Work to be completed:
Each record must be reproduced exactly as it is shown.

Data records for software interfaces
────

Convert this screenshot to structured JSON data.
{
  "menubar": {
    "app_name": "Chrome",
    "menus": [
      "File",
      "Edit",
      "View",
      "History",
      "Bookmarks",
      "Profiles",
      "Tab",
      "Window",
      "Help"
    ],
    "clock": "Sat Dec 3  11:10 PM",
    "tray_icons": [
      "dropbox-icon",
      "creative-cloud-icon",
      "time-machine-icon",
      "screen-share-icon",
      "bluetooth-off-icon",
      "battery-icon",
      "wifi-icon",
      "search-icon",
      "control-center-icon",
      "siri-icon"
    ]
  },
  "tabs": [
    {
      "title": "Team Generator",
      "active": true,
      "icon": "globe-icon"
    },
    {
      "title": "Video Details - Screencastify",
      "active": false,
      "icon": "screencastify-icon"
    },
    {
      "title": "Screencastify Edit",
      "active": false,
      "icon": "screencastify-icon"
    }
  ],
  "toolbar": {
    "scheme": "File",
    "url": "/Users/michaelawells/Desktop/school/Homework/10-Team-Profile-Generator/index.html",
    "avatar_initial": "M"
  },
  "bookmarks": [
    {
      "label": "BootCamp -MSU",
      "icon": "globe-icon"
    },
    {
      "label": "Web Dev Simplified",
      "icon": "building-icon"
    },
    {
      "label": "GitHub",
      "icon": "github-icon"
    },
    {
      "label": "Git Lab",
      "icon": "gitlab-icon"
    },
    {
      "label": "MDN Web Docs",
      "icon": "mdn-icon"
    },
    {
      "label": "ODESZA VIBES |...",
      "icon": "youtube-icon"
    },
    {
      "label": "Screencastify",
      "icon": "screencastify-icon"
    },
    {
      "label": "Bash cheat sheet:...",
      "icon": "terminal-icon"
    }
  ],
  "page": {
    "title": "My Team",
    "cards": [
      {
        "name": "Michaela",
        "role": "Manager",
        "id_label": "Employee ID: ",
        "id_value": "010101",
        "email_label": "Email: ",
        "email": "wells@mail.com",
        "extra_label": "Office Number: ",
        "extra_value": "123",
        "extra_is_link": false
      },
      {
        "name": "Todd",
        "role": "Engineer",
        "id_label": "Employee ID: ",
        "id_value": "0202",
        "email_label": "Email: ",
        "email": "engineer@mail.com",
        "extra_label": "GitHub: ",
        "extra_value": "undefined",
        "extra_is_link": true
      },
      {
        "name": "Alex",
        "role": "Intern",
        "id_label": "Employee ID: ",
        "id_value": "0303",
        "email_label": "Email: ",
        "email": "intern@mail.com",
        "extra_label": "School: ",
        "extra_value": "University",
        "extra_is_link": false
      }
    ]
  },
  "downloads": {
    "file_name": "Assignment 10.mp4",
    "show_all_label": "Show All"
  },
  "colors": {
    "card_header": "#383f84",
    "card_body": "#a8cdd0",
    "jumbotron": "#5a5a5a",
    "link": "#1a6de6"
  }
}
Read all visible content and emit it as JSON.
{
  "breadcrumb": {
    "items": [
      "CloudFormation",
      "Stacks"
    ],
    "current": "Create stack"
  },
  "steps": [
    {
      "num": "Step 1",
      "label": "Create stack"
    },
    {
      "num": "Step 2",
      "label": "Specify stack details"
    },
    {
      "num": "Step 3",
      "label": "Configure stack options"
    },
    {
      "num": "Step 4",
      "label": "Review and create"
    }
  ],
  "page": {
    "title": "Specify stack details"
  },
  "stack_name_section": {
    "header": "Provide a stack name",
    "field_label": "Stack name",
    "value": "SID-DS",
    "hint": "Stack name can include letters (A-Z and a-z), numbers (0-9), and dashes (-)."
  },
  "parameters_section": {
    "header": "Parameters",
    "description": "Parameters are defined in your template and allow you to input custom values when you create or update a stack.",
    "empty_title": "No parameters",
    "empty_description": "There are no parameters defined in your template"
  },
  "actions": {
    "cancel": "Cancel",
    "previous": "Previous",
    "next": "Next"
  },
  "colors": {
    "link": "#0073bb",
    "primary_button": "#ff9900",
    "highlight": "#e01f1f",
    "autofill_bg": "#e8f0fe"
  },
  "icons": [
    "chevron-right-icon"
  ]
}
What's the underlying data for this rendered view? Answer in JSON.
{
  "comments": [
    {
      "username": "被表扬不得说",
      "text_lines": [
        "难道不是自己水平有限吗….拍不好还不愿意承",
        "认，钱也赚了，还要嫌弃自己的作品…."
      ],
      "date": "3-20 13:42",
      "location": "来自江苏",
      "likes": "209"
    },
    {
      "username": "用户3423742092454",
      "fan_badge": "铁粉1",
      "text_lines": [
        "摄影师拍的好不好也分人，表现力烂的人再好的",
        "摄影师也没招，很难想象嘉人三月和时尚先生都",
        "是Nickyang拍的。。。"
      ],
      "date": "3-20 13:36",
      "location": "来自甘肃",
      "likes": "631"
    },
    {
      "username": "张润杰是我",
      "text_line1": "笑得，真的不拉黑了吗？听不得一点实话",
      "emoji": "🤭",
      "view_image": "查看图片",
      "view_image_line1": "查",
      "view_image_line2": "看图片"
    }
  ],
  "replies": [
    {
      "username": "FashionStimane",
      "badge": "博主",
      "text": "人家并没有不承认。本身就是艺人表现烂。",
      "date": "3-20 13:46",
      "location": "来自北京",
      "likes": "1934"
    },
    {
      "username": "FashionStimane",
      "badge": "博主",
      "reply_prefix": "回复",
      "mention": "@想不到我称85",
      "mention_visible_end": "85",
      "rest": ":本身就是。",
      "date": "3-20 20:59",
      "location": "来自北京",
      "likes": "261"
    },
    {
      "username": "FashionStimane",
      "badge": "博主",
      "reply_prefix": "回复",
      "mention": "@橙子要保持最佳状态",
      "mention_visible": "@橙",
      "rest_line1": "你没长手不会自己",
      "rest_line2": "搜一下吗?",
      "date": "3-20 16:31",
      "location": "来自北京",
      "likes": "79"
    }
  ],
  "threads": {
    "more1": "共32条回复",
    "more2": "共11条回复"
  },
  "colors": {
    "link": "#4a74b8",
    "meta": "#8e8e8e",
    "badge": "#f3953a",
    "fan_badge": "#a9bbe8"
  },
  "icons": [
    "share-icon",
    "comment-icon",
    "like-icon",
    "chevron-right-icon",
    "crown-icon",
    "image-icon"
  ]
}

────

Exercise solution:
Convert this screenshot to structured JSON data.
{
  "menubar": {
    "app_name": "Chrome",
    "menus": [
      "File",
      "Edit",
      "View",
      "History",
      "Bookmarks",
      "Profiles",
      "Tab",
      "Window",
      "Help"
    ],
    "clock": "Sat Dec 3  11:10 PM",
    "tray_icons": [
      "dropbox-icon",
      "creative-cloud-icon",
      "time-machine-icon",
      "screen-share-icon",
      "bluetooth-off-icon",
      "battery-icon",
      "wifi-icon",
      "search-icon",
      "control-center-icon",
      "siri-icon"
    ]
  },
  "tabs": [
    {
      "title": "Team Generator",
      "active": true,
      "icon": "globe-icon"
    },
    {
      "title": "Video Details - Screencastify",
      "active": false,
      "icon": "screencastify-icon"
    },
    {
      "title": "Screencastify Edit",
      "active": false,
      "icon": "screencastify-icon"
    }
  ],
  "toolbar": {
    "scheme": "File",
    "url": "/Users/michaelawells/Desktop/school/Homework/10-Team-Profile-Generator/index.html",
    "avatar_initial": "M"
  },
  "bookmarks": [
    {
      "label": "BootCamp -MSU",
      "icon": "globe-icon"
    },
    {
      "label": "Web Dev Simplified",
      "icon": "building-icon"
    },
    {
      "label": "GitHub",
      "icon": "github-icon"
    },
    {
      "label": "Git Lab",
      "icon": "gitlab-icon"
    },
    {
      "label": "MDN Web Docs",
      "icon": "mdn-icon"
    },
    {
      "label": "ODESZA VIBES |...",
      "icon": "youtube-icon"
    },
    {
      "label": "Screencastify",
      "icon": "screencastify-icon"
    },
    {
      "label": "Bash cheat sheet:...",
      "icon": "terminal-icon"
    }
  ],
  "page": {
    "title": "My Team",
    "cards": [
      {
        "name": "Michaela",
        "role": "Manager",
        "id_label": "Employee ID: ",
        "id_value": "010101",
        "email_label": "Email: ",
        "email": "wells@mail.com",
        "extra_label": "Office Number: ",
        "extra_value": "123",
        "extra_is_link": false
      },
      {
        "name": "Todd",
        "role": "Engineer",
        "id_label": "Employee ID: ",
        "id_value": "0202",
        "email_label": "Email: ",
        "email": "engineer@mail.com",
        "extra_label": "GitHub: ",
        "extra_value": "undefined",
        "extra_is_link": true
      },
      {
        "name": "Alex",
        "role": "Intern",
        "id_label": "Employee ID: ",
        "id_value": "0303",
        "email_label": "Email: ",
        "email": "intern@mail.com",
        "extra_label": "School: ",
        "extra_value": "University",
        "extra_is_link": false
      }
    ]
  },
  "downloads": {
    "file_name": "Assignment 10.mp4",
    "show_all_label": "Show All"
  },
  "colors": {
    "card_header": "#383f84",
    "card_body": "#a8cdd0",
    "jumbotron": "#5a5a5a",
    "link": "#1a6de6"
  }
}
Read all visible content and emit it as JSON.
{
  "breadcrumb": {
    "items": [
      "CloudFormation",
      "Stacks"
    ],
    "current": "Create stack"
  },
  "steps": [
    {
      "num": "Step 1",
      "label": "Create stack"
    },
    {
      "num": "Step 2",
      "label": "Specify stack details"
    },
    {
      "num": "Step 3",
      "label": "Configure stack options"
    },
    {
      "num": "Step 4",
      "label": "Review and create"
    }
  ],
  "page": {
    "title": "Specify stack details"
  },
  "stack_name_section": {
    "header": "Provide a stack name",
    "field_label": "Stack name",
    "value": "SID-DS",
    "hint": "Stack name can include letters (A-Z and a-z), numbers (0-9), and dashes (-)."
  },
  "parameters_section": {
    "header": "Parameters",
    "description": "Parameters are defined in your template and allow you to input custom values when you create or update a stack.",
    "empty_title": "No parameters",
    "empty_description": "There are no parameters defined in your template"
  },
  "actions": {
    "cancel": "Cancel",
    "previous": "Previous",
    "next": "Next"
  },
  "colors": {
    "link": "#0073bb",
    "primary_button": "#ff9900",
    "highlight": "#e01f1f",
    "autofill_bg": "#e8f0fe"
  },
  "icons": [
    "chevron-right-icon"
  ]
}
What's the underlying data for this rendered view? Answer in JSON.
{
  "comments": [
    {
      "username": "被表扬不得说",
      "text_lines": [
        "难道不是自己水平有限吗….拍不好还不愿意承",
        "认，钱也赚了，还要嫌弃自己的作品…."
      ],
      "date": "3-20 13:42",
      "location": "来自江苏",
      "likes": "209"
    },
    {
      "username": "用户3423742092454",
      "fan_badge": "铁粉1",
      "text_lines": [
        "摄影师拍的好不好也分人，表现力烂的人再好的",
        "摄影师也没招，很难想象嘉人三月和时尚先生都",
        "是Nickyang拍的。。。"
      ],
      "date": "3-20 13:36",
      "location": "来自甘肃",
      "likes": "631"
    },
    {
      "username": "张润杰是我",
      "text_line1": "笑得，真的不拉黑了吗？听不得一点实话",
      "emoji": "🤭",
      "view_image": "查看图片",
      "view_image_line1": "查",
      "view_image_line2": "看图片"
    }
  ],
  "replies": [
    {
      "username": "FashionStimane",
      "badge": "博主",
      "text": "人家并没有不承认。本身就是艺人表现烂。",
      "date": "3-20 13:46",
      "location": "来自北京",
      "likes": "1934"
    },
    {
      "username": "FashionStimane",
      "badge": "博主",
      "reply_prefix": "回复",
      "mention": "@想不到我称85",
      "mention_visible_end": "85",
      "rest": ":本身就是。",
      "date": "3-20 20:59",
      "location": "来自北京",
      "likes": "261"
    },
    {
      "username": "FashionStimane",
      "badge": "博主",
      "reply_prefix": "回复",
      "mention": "@橙子要保持最佳状态",
      "mention_visible": "@橙",
      "rest_line1": "你没长手不会自己",
      "rest_line2": "搜一下吗?",
      "date": "3-20 16:31",
      "location": "来自北京",
      "likes": "79"
    }
  ],
  "threads": {
    "more1": "共32条回复",
    "more2": "共11条回复"
  },
  "colors": {
    "link": "#4a74b8",
    "meta": "#8e8e8e",
    "badge": "#f3953a",
    "fan_badge": "#a9bbe8"
  },
  "icons": [
    "share-icon",
    "comment-icon",
    "like-icon",
    "chevron-right-icon",
    "crown-icon",
    "image-icon"
  ]
}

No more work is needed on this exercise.